I've just assembled one of two of these boards and am not having much luck with it. I've attached a 5v 2amp power supply for the servos and have triple checked my i2c and power connections to my Arduino Uno. When I plug in the servo power supply I can measure 5v across the GND and V+ pins. When I plug in USB power to the arduino the power led on the board lights up. Compiling and uploading the sketch works fine and when I bring up the serial monitor I can see the sketch running through each of the pwm ports. However the servo never moves and it doesn't matter which port I attach it to. I've tried a few different servos as well with the same result.
Does anyone have tips about how to further troubleshoot this problem? I can't tell if I'm making a proper i2c connection or not. How would I measure pwm across the signal ports? I don't have an oscilliscope... just a little multimeter.
I'll try assembling the second board next and I suppose if that one works it will tell me that the first one is defective.
Post photos showing your soldering and connections. With a multimeter, you might see something between the GND and signal pin. But the pulses are short, and depending on how your meter integrates, it is hard to say what if anything it will read.
The servo occasionally twitches slightly when I plug in the servo power... but never when I plug in the Arduino or while the sketch is running.
I am using the 'servo' sketch from the library. You are correct that I haven't shorted any of the address pads so the default address should be active. The default address is supported by default in the 'servo' sketch so I didn't need to change it at all.
I've noticed there are a few serial.println commands commented out in the library and I'm wondering if it's worthwhile uncommenting them to see if they give any additional info.
I'm sitting down to assemble the second of these boards that I have. Hopefully I'll have better luck with it.
I've just finished assembling the second unit and am seeing the same problem with it. So it has to be either something I'm doing or a problem with my arduino or maybe with my power supply. I haven't used the analog 4 and 5 ports for anything yet so I think I'll cobble something up to verify that they are working.
My Arduino is able to read a pot off both A4 and A5. That doesn't test output but does give me a reasonable confidence that the Arduino ports are okay.
Do you think my power supply could be too noisy? Maybe I need to populate the capacitor? I'm posting a pic of the power supply label. I can say that it reads 5.32 volts on my multimeter when I test it both directly and across the GND and V+ pins on the PWM driver boards.
Sorry, forgot to try that. Unfortunately the servo is just as easy to move when plugged in as it is when not. And there is no additional movement even when moving the servo manually before powering the Arduino.
Should this chip be generating a flat (0) PWM signal by default?
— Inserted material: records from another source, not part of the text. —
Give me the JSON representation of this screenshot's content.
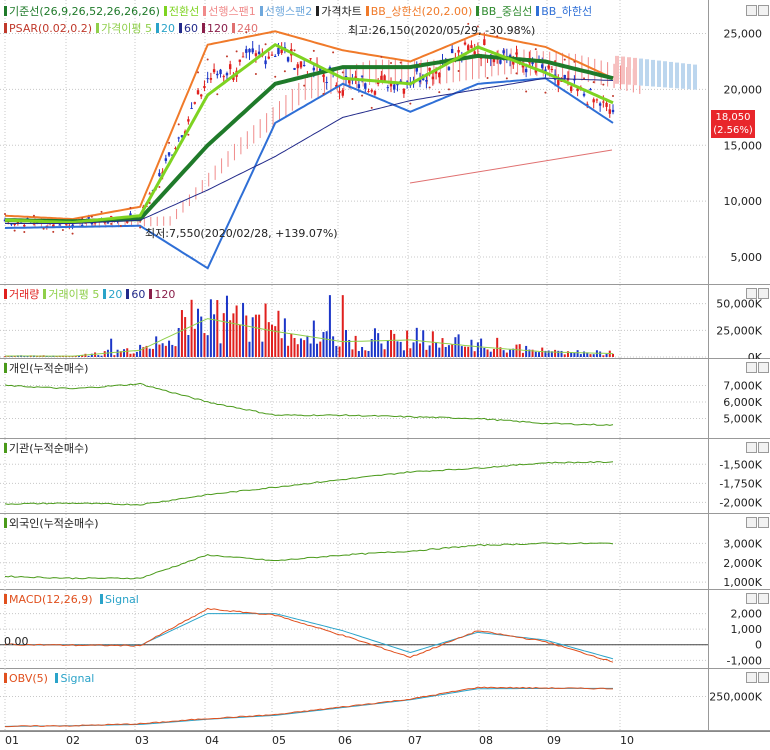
{
  "colors": {
    "up": "#e0201e",
    "down": "#1c36c8",
    "base": "#1f7a2a",
    "conv": "#7ed321",
    "lead1": "#f08a8a",
    "lead2": "#6fa8dc",
    "bbUpper": "#f07a2a",
    "bbMid": "#2f8a2f",
    "bbLower": "#2f6fd6",
    "psar": "#c0392b",
    "ma5": "#8fcf4a",
    "ma20": "#2aa3c9",
    "ma60": "#222a8a",
    "ma120": "#8a1f4a",
    "ma240": "#e07070",
    "grid": "#c8c8c8",
    "green": "#4a9a1a",
    "signal": "#2aa3c9",
    "macd": "#e0501e"
  },
  "price_panel": {
    "legend": [
      {
        "label": "기준선(26,9,26,52,26,26,26)",
        "color": "#1f7a2a"
      },
      {
        "label": "전환선",
        "color": "#7ed321"
      },
      {
        "label": "선행스팬1",
        "color": "#f08a8a"
      },
      {
        "label": "선행스팬2",
        "color": "#6fa8dc"
      },
      {
        "label": "가격차트",
        "color": "#222222"
      },
      {
        "label": "BB_상한선(20,2.00)",
        "color": "#f07a2a"
      },
      {
        "label": "BB_중심선",
        "color": "#2f8a2f"
      },
      {
        "label": "BB_하한선",
        "color": "#2f6fd6"
      }
    ],
    "legend2": [
      {
        "label": "PSAR(0.02,0.2)",
        "color": "#c0392b"
      },
      {
        "label": "가격이평 5",
        "color": "#8fcf4a"
      },
      {
        "label": "20",
        "color": "#2aa3c9"
      },
      {
        "label": "60",
        "color": "#222a8a"
      },
      {
        "label": "120",
        "color": "#8a1f4a"
      },
      {
        "label": "240",
        "color": "#e07070"
      }
    ],
    "high_note": "최고:26,150(2020/05/29, -30.98%)",
    "low_note": "최저:7,550(2020/02/28, +139.07%)",
    "last_price": "18,050",
    "last_change": "(2.56%)"
  },
  "volume_panel": {
    "legend": [
      {
        "label": "거래량",
        "color": "#e0201e"
      },
      {
        "label": "거래이평 5",
        "color": "#8fcf4a"
      },
      {
        "label": "20",
        "color": "#2aa3c9"
      },
      {
        "label": "60",
        "color": "#222a8a"
      },
      {
        "label": "120",
        "color": "#8a1f4a"
      }
    ]
  },
  "indiv_panel": {
    "title": "개인(누적순매수)"
  },
  "inst_panel": {
    "title": "기관(누적순매수)"
  },
  "foreign_panel": {
    "title": "외국인(누적순매수)"
  },
  "macd_panel": {
    "title": "MACD(12,26,9)",
    "signal": "Signal",
    "zero_label": "0.00"
  },
  "obv_panel": {
    "title": "OBV(5)",
    "signal": "Signal"
  },
  "chart_data": [
    {
      "type": "line",
      "title": "",
      "x": [
        "01",
        "02",
        "03",
        "04",
        "05",
        "06",
        "07",
        "08",
        "09",
        "10"
      ],
      "ylim": [
        2500,
        28000
      ],
      "yticks": [
        "25,000",
        "20,000",
        "15,000",
        "10,000",
        "5,000"
      ],
      "series": [
        {
          "name": "가격차트",
          "values": [
            8200,
            8000,
            8600,
            21000,
            23500,
            20500,
            20800,
            24000,
            21500,
            18050
          ]
        },
        {
          "name": "기준선",
          "values": [
            8300,
            8200,
            8400,
            15000,
            20500,
            22000,
            22000,
            23000,
            22500,
            21000
          ]
        },
        {
          "name": "전환선",
          "values": [
            8300,
            8100,
            8700,
            19500,
            24000,
            21000,
            20500,
            23800,
            21500,
            18800
          ]
        },
        {
          "name": "BB_상한선",
          "values": [
            8700,
            8400,
            9500,
            24000,
            25200,
            23500,
            22500,
            25000,
            23800,
            21000
          ]
        },
        {
          "name": "BB_하한선",
          "values": [
            7600,
            7700,
            7800,
            4000,
            17000,
            20500,
            18000,
            20500,
            21000,
            17000
          ]
        }
      ]
    },
    {
      "type": "bar",
      "title": "",
      "ylim": [
        0,
        60000
      ],
      "yticks": [
        "50,000K",
        "25,000K",
        "0K"
      ],
      "x": [
        "01",
        "02",
        "03",
        "04",
        "05",
        "06",
        "07",
        "08",
        "09",
        "10"
      ],
      "values": [
        1200,
        1000,
        8000,
        45000,
        30000,
        18000,
        20000,
        12000,
        6000,
        4000
      ]
    },
    {
      "type": "line",
      "title": "개인(누적순매수)",
      "ylim": [
        4000,
        8000
      ],
      "yticks": [
        "7,000K",
        "6,000K",
        "5,000K"
      ],
      "x": [
        "01",
        "02",
        "03",
        "04",
        "05",
        "06",
        "07",
        "08",
        "09",
        "10"
      ],
      "values": [
        7000,
        6800,
        7100,
        6000,
        5200,
        5200,
        5100,
        5000,
        4700,
        4600
      ]
    },
    {
      "type": "line",
      "title": "기관(누적순매수)",
      "ylim": [
        -2100,
        -1300
      ],
      "yticks": [
        "-1,500K",
        "-1,750K",
        "-2,000K"
      ],
      "x": [
        "01",
        "02",
        "03",
        "04",
        "05",
        "06",
        "07",
        "08",
        "09",
        "10"
      ],
      "values": [
        -2020,
        -2010,
        -2030,
        -1900,
        -1800,
        -1700,
        -1600,
        -1550,
        -1480,
        -1470
      ]
    },
    {
      "type": "line",
      "title": "외국인(누적순매수)",
      "ylim": [
        800,
        4000
      ],
      "yticks": [
        "3,000K",
        "2,000K",
        "1,000K"
      ],
      "x": [
        "01",
        "02",
        "03",
        "04",
        "05",
        "06",
        "07",
        "08",
        "09",
        "10"
      ],
      "values": [
        1300,
        1200,
        1200,
        2400,
        2100,
        2400,
        2600,
        2900,
        3000,
        3000
      ]
    },
    {
      "type": "line",
      "title": "MACD(12,26,9)",
      "ylim": [
        -1300,
        3000
      ],
      "yticks": [
        "2,000",
        "1,000",
        "0",
        "-1,000"
      ],
      "x": [
        "01",
        "02",
        "03",
        "04",
        "05",
        "06",
        "07",
        "08",
        "09",
        "10"
      ],
      "series": [
        {
          "name": "MACD",
          "values": [
            20,
            -30,
            -60,
            2300,
            1900,
            600,
            -800,
            900,
            200,
            -1100
          ]
        },
        {
          "name": "Signal",
          "values": [
            20,
            -20,
            -40,
            2000,
            2000,
            900,
            -500,
            800,
            300,
            -900
          ]
        }
      ]
    },
    {
      "type": "line",
      "title": "OBV(5)",
      "ylim": [
        0,
        400000
      ],
      "yticks": [
        "250,000K"
      ],
      "x": [
        "01",
        "02",
        "03",
        "04",
        "05",
        "06",
        "07",
        "08",
        "09",
        "10"
      ],
      "series": [
        {
          "name": "OBV",
          "values": [
            20000,
            25000,
            40000,
            80000,
            110000,
            170000,
            230000,
            320000,
            315000,
            310000
          ]
        },
        {
          "name": "Signal",
          "values": [
            20000,
            25000,
            35000,
            75000,
            105000,
            165000,
            225000,
            310000,
            312000,
            312000
          ]
        }
      ]
    }
  ]
}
I have some 5v regulators laying around. I could breadboard a regulated circuit to see if that helps. But it doesn't sound like a power supply issue now.
I'll try running the servo from an Arduino port using the same power supply next.
The servo works fine if I feed it PWM from the Arduino (port 13). I used the servo>sweep example. This was using the same 5v power supply (with grounds tied between the Arduino power supply.)
FYI... there are already serial.println statements in the Adafruit_PWMServoDriver>servo script and if I bring up the serial monitor I can see the sketch executing through each of the ports. So it does appear to be running.
Maybe the i2c connection isn't being established? This is really the first i2c based device I've tried using. The wires are only about 6 inches long so I can't imagine there's enough capacitance on them to cause an issue. But maybe I'm getting some interference. I've got one thing to try... I'll post back in a minute.
I had to try running without my workstation light running. It's a flourescent Ott light and I thought it might be causing some power line or RF interference. But turning it off and running again didn't produce any different results.
Would it make sense to set the i2c baud rate lower to see if that makes a difference? Maybe I should try setting the PWM frequency to 50mhz?
With 6" jumpers noise or capacitance should not be an issue. But do double check that all connections are firmly seated.
Another thing to check - I was seeing the same behavior (or lack of behavior) here on a couple of PWM boards here on the bench. The servo wasn't moving and there was nothing on the scope. Then I hit the reset button on the UNO and everything started working.